So it was good to see these quilts again. And these boys:
Because I needed a reminder that this joy, on these faces, is why I quilt. Why, for now anyway, most of the quilts I make aren't for shows, they are for people I love. And that I still have many thousands of hours of brave freedom before I even come close to 9,999. So why not enjoy every one of them?

Thursday, June 4, 2015

Teacher Gift Mug Rug

Two years ago when we were stationed in Turkey and my youngest was attending the DoD school on base, a friend and I collaborated on this teacher gift:

The pattern is from Melissa Cory at Happy Quilting. 
 It was frankly a pretty awesome thing to pull off and it was for a really awesome teacher. You can read about it in this post.

But here is the problem.  It set the bar rather high.

Fast forward to the end of this year. Life is c-razy. I've got LV Modern Quilt Guild stuff I'm in charge of or helping out with, a church variety show I'm performing in and in charge of refreshments for, family coming to stay, friends visiting town, end of school class parties and hubby's work parties,
parties and GNOs for friends who are moving away soon,  etc, etc, etc.  I feel like I've been rushing from one event to the next all the while harboring the anxiety that I'm probably forgetting something but can't take the time to figure it out what it is.

I know, I know. You're all thinking that I clearly didn't take my Dramamine this morning. Cuz I just need to keep that drama to myself and not be sharing it all over the place. Point taken.

But I'm setting the stage.  Two days ago, my 3rd grader comes to me with a list of colors written out on a notebook page. "These are Mrs. ______'s favorite colors," he tells me.
"That's nice," I respond, slightly distracted.
Undaunted, he presses on: "So you can make her a quilt."
And now he has my full attention.

Clearly he is still young enough that he thinks I have magical powers.  Oh, how I wish.

But with a slightly embellished description of the wonders of  mug rugs as gifts, I manage to pull myself back from the edge of the 'disappointing mommy' abyss. And then I get to work.

A quick scrap fabric pull that includes my very last Eric Carle Grouchy Ladybug fussy cut square and (ironically) some leftover strips from that bookshelf teacher quilt, and I've got a mug rug.

Here's the back:

Yes I was finished up the binding this morning before school (today is the last day) but it got done!

I was going to pair this with a Starbucks gift card but since drinking hot liquids in Nevada summer temperatures has been known to cause spontaneous combustion, I opted for a Coldstone Creamery card instead. Popped that and a little explanation tag of what a mug rug is into a gift bag and I was redeemed!

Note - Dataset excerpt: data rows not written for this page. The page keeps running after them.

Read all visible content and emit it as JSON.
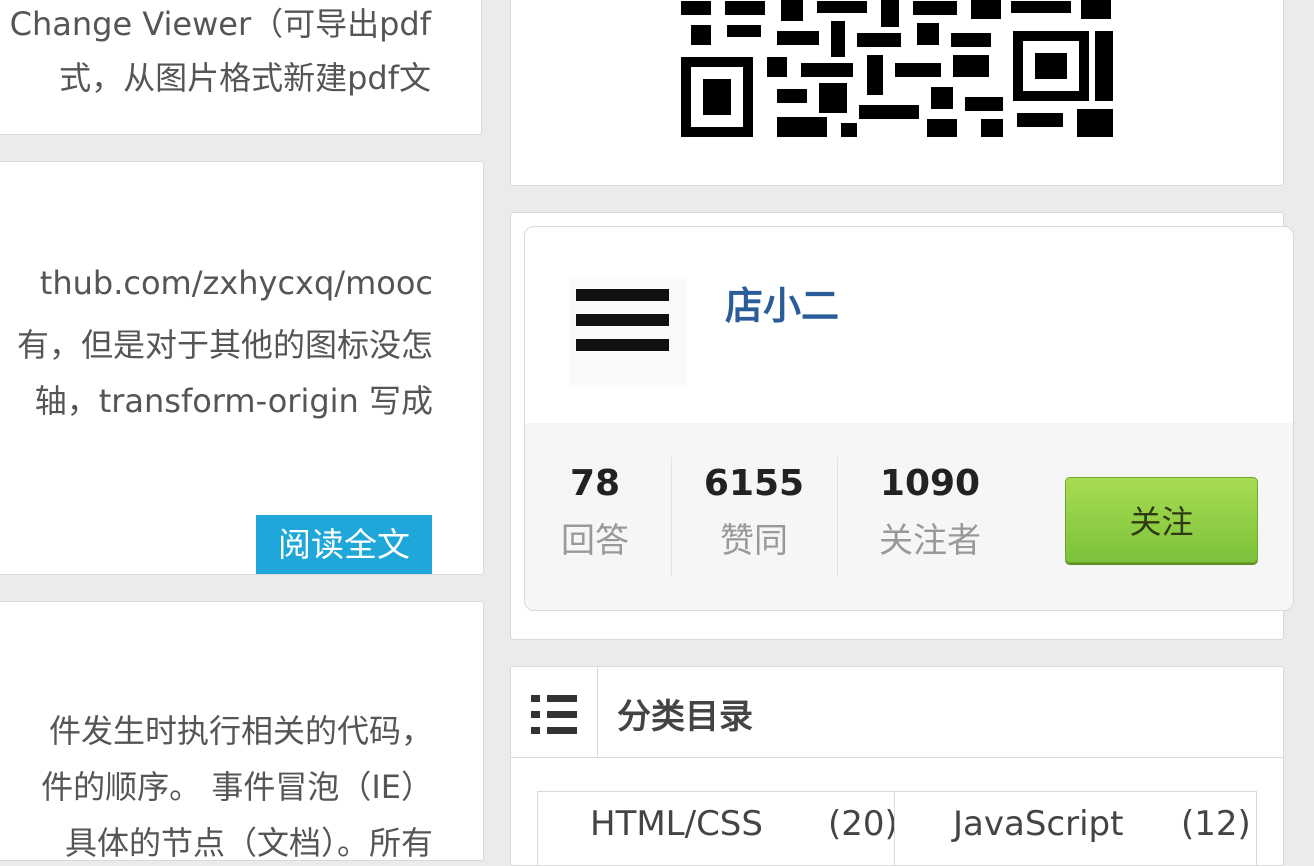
{
  "articles": [
    {
      "lines": [
        "Change Viewer（可导出pdf",
        "式，从图片格式新建pdf文"
      ]
    },
    {
      "lines": [
        "thub.com/zxhycxq/mooc",
        "有，但是对于其他的图标没怎",
        "轴，transform-origin 写成"
      ],
      "read_more": "阅读全文"
    },
    {
      "lines": [
        "件发生时执行相关的代码，",
        "件的顺序。 事件冒泡（IE）",
        "具体的节点（文档）。所有"
      ]
    }
  ],
  "author": {
    "name": "店小二",
    "avatar_icon": "hamburger-icon",
    "stats": [
      {
        "value": "78",
        "label": "回答"
      },
      {
        "value": "6155",
        "label": "赞同"
      },
      {
        "value": "1090",
        "label": "关注者"
      }
    ],
    "follow_label": "关注",
    "follow_color": "#8ccc45"
  },
  "categories": {
    "title": "分类目录",
    "icon": "list-icon",
    "items": [
      {
        "name": "HTML/CSS",
        "count": "(20)"
      },
      {
        "name": "JavaScript",
        "count": "(12)"
      }
    ]
  },
  "colors": {
    "accent": "#1ea7d8",
    "author_name": "#2a5c9a"
  }
}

Linking up with Needle and Thread Thursday at
and Finish it Up Friday at